- WHAT THE TASK REQUIRES:
Going through the material below, please gather all lines with the word "digitCnts" in them.

....................

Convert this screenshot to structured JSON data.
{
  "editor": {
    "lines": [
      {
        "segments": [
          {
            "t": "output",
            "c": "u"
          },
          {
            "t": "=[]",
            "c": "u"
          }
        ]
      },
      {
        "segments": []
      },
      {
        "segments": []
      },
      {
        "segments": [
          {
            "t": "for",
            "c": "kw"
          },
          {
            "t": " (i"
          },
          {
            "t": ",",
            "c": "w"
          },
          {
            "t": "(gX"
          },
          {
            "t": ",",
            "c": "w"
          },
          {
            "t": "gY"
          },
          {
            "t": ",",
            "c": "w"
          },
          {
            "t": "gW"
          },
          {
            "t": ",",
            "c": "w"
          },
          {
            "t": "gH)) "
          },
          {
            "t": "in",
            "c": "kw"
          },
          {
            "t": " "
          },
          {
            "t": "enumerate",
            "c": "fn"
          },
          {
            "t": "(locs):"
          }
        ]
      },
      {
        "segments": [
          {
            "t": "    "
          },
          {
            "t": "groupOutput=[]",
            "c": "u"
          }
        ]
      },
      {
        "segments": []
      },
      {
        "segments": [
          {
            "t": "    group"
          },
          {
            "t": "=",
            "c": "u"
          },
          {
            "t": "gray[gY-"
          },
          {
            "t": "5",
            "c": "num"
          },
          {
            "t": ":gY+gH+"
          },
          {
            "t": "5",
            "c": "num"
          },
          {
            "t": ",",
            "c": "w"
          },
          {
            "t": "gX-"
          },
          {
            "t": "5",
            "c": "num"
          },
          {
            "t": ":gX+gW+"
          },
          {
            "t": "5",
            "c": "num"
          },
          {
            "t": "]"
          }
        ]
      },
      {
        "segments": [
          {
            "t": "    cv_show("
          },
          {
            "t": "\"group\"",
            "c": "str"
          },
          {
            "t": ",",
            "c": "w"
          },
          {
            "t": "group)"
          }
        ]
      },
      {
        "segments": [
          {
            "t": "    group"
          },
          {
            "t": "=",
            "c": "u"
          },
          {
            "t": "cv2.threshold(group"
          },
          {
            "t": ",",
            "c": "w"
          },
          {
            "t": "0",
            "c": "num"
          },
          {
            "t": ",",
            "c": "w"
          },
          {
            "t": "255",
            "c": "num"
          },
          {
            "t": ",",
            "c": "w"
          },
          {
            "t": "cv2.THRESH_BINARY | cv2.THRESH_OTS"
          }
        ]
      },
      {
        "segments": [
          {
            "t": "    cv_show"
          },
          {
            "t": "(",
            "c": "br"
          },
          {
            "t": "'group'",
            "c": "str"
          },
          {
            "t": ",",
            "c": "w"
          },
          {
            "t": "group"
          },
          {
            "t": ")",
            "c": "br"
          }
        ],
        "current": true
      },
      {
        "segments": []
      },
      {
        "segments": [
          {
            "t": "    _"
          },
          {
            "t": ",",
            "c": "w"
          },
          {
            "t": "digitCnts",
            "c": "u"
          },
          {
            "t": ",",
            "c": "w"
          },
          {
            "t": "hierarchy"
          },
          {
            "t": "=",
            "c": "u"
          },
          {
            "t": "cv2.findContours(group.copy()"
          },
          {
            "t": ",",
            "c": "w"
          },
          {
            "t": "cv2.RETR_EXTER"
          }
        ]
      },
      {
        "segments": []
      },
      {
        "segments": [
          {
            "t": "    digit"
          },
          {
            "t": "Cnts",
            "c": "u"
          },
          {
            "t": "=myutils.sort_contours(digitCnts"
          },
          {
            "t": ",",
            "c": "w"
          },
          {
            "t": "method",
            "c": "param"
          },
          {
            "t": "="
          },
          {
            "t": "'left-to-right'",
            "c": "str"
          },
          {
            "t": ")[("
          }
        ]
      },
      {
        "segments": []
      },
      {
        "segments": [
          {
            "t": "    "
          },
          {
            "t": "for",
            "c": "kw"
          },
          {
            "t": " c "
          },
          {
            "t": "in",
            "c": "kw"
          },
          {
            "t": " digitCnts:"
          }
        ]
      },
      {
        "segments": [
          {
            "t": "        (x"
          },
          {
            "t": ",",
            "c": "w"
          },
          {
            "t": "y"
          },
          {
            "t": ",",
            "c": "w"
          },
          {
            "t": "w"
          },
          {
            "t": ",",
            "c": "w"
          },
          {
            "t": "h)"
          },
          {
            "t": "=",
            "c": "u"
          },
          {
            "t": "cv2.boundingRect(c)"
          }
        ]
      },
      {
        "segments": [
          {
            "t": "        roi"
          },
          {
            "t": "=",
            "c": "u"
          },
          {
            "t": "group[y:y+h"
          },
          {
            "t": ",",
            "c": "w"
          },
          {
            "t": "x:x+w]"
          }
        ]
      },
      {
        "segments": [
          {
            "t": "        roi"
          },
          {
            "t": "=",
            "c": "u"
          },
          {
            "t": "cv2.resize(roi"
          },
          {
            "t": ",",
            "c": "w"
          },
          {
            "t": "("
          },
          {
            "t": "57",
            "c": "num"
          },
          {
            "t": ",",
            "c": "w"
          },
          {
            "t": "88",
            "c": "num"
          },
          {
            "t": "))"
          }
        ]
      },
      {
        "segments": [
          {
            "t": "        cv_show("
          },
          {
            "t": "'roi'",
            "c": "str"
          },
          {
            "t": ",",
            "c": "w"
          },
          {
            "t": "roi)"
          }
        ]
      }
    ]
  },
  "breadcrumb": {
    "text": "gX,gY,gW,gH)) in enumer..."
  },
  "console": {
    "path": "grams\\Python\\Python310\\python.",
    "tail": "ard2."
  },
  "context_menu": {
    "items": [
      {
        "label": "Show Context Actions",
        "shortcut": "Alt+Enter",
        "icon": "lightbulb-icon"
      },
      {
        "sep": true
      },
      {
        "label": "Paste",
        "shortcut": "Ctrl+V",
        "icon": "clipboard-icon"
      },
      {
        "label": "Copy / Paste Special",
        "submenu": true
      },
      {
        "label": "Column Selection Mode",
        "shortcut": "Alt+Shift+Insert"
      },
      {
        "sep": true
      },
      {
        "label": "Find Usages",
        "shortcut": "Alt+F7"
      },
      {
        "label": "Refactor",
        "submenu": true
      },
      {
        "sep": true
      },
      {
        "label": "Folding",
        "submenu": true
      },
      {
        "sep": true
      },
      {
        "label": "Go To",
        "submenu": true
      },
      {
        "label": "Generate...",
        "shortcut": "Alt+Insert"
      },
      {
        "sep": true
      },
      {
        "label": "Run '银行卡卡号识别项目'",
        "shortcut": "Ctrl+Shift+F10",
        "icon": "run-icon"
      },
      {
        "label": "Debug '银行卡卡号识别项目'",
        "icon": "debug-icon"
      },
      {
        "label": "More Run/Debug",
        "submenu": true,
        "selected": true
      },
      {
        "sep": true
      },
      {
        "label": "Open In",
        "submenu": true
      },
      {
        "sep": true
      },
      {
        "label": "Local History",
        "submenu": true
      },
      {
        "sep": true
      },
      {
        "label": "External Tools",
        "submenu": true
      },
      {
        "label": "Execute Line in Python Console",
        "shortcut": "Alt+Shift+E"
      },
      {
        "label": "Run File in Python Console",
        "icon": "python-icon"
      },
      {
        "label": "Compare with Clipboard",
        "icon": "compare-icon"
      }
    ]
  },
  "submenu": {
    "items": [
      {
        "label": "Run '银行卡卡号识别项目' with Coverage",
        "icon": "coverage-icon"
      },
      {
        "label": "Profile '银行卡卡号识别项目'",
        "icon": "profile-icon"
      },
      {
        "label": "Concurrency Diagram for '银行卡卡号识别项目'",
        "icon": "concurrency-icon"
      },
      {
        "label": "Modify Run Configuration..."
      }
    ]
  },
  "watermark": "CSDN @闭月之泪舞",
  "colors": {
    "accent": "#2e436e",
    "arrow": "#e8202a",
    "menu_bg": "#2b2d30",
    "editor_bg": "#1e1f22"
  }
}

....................

- ANSWER BOX:
            "t": "digitCnts",
            "t": "=myutils.sort_contours(digitCnts"
            "t": " digitCnts:"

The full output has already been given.